[TRY IT]
Scan the listing below for "time", then report every line that has it.

**** EXCERPTED DATA

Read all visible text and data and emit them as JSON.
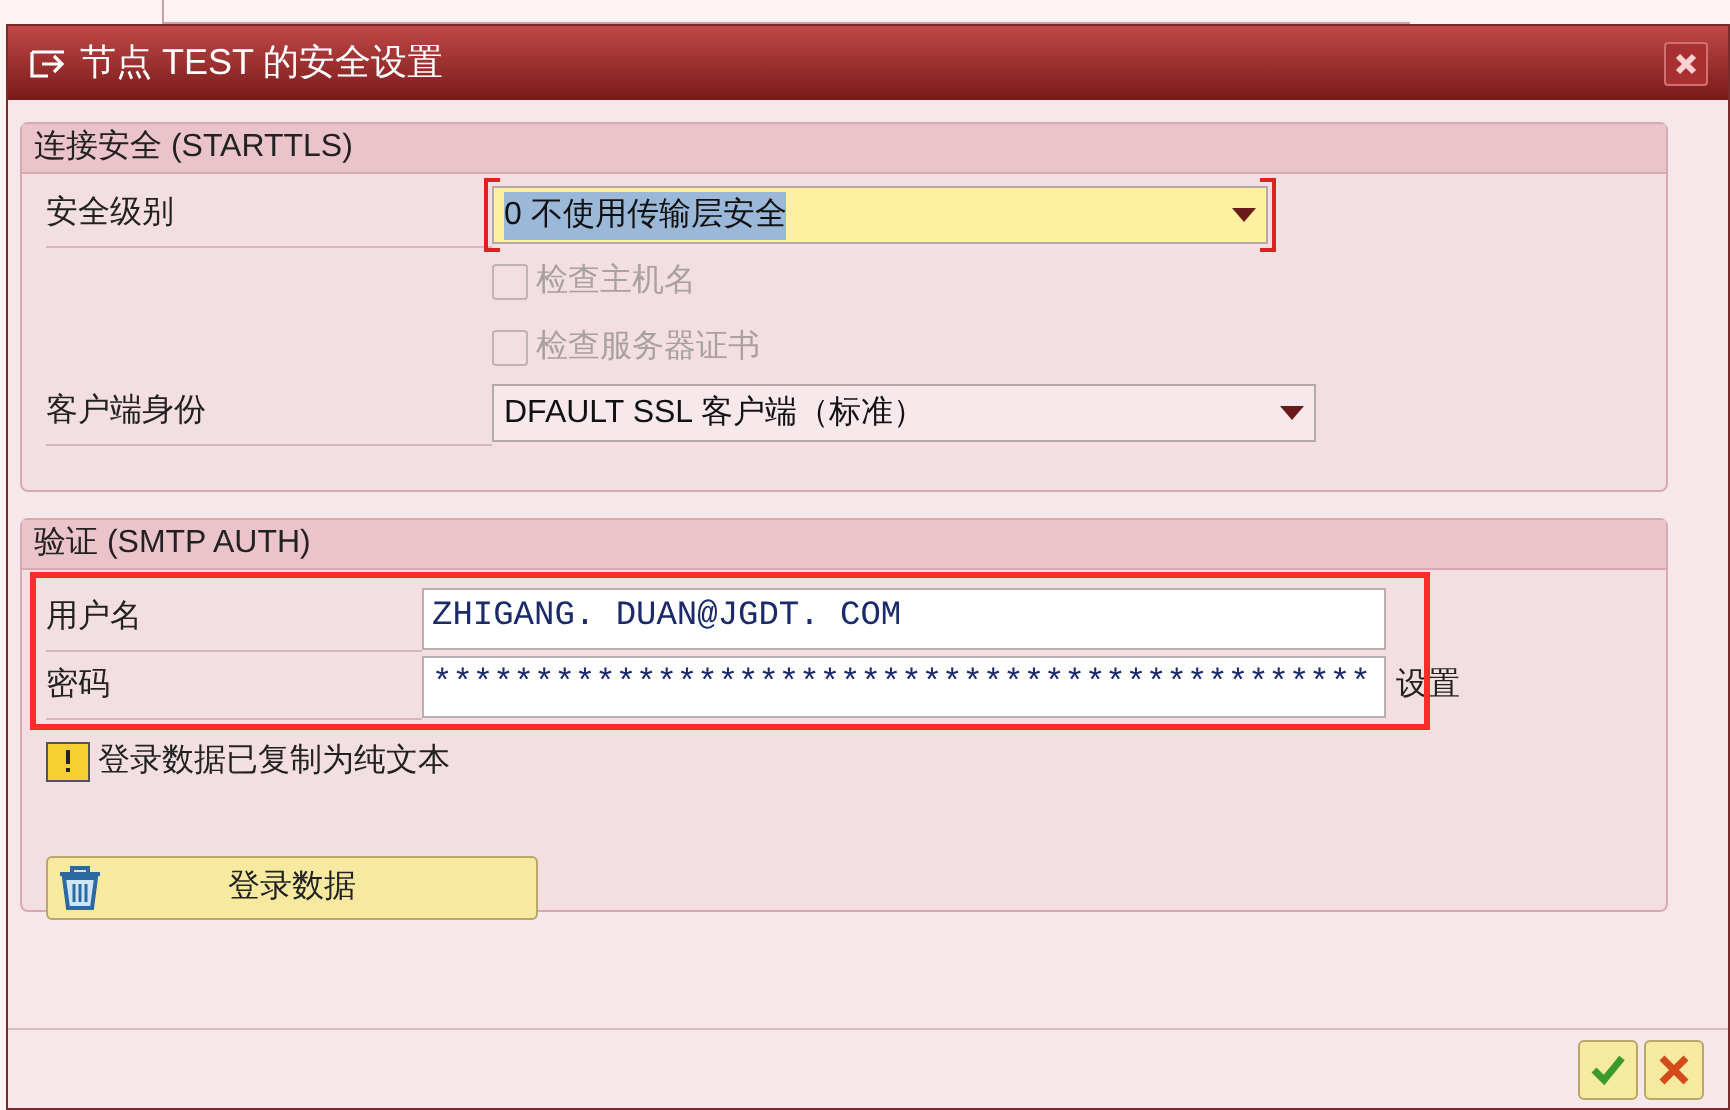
{
  "window": {
    "title": "节点 TEST 的安全设置"
  },
  "connection": {
    "title": "连接安全 (STARTTLS)",
    "rows": [
      {
        "kind": "select",
        "label": "安全级别",
        "value": "0 不使用传输层安全",
        "focused": true
      },
      {
        "kind": "checkbox",
        "label": "检查主机名",
        "checked": false,
        "disabled": true
      },
      {
        "kind": "checkbox",
        "label": "检查服务器证书",
        "checked": false,
        "disabled": true
      },
      {
        "kind": "select",
        "label": "客户端身份",
        "value": "DFAULT SSL 客户端（标准）",
        "focused": false
      }
    ]
  },
  "auth": {
    "title": "验证 (SMTP AUTH)",
    "fields": [
      {
        "label": "用户名",
        "value": "ZHIGANG. DUAN@JGDT. COM"
      },
      {
        "label": "密码",
        "value": "**********************************************",
        "suffix": "设置"
      }
    ],
    "message": "登录数据已复制为纯文本",
    "button": "登录数据"
  },
  "footer_buttons": [
    {
      "kind": "confirm"
    },
    {
      "kind": "cancel"
    }
  ]
}
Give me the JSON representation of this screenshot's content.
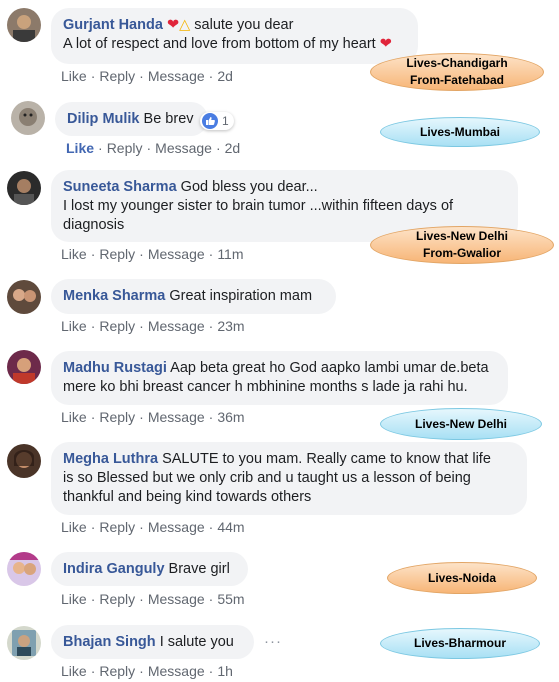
{
  "comments": [
    {
      "name": "Gurjant Handa",
      "text1": " salute you dear",
      "text2": "A lot of respect and love from bottom of my heart ",
      "time": "2d"
    },
    {
      "name": "Dilip Mulik",
      "text1": "Be brev",
      "reactions": "1",
      "time": "2d"
    },
    {
      "name": "Suneeta Sharma",
      "text1": "God bless you dear...",
      "text2": "I lost my younger sister to brain tumor ...within fifteen days of",
      "text3": "diagnosis",
      "time": "11m"
    },
    {
      "name": "Menka Sharma",
      "text1": "Great inspiration mam",
      "time": "23m"
    },
    {
      "name": "Madhu Rustagi",
      "text1": "Aap beta great ho God aapko lambi umar de.beta",
      "text2": "mere ko bhi breast cancer h mbhinine months s lade ja rahi hu.",
      "time": "36m"
    },
    {
      "name": "Megha Luthra",
      "text1": "SALUTE to you mam. Really came to know that life",
      "text2": "is so Blessed but we only crib and u taught us a lesson of being",
      "text3": "thankful and being kind towards others",
      "time": "44m"
    },
    {
      "name": "Indira Ganguly",
      "text1": "Brave girl",
      "time": "55m"
    },
    {
      "name": "Bhajan Singh",
      "text1": "I salute you",
      "time": "1h"
    }
  ],
  "actions": {
    "like": "Like",
    "reply": "Reply",
    "message": "Message",
    "sep": "·"
  },
  "tags": [
    {
      "line1": "Lives-Chandigarh",
      "line2": "From-Fatehabad"
    },
    {
      "line1": "Lives-Mumbai"
    },
    {
      "line1": "Lives-New Delhi",
      "line2": "From-Gwalior"
    },
    {
      "line1": "Lives-New Delhi"
    },
    {
      "line1": "Lives-Noida"
    },
    {
      "line1": "Lives-Bharmour"
    }
  ],
  "icons": {
    "heart": "heart-icon",
    "praying_hands": "praying-hands-icon",
    "thumbs_up": "thumbs-up-icon",
    "more": "more-options-icon"
  },
  "colors": {
    "name": "#385898",
    "bubble": "#f2f3f5",
    "meta": "#616770",
    "like_active": "#4267b2",
    "tag_orange": "#f7b576",
    "tag_blue": "#a8e0f4"
  }
}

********

[OUTPUT FOR THIS TASK]
      "time": "2d"
      "time": "2d"
      "time": "11m"
      "time": "23m"
      "time": "36m"
      "time": "44m"
      "time": "55m"
      "time": "1h"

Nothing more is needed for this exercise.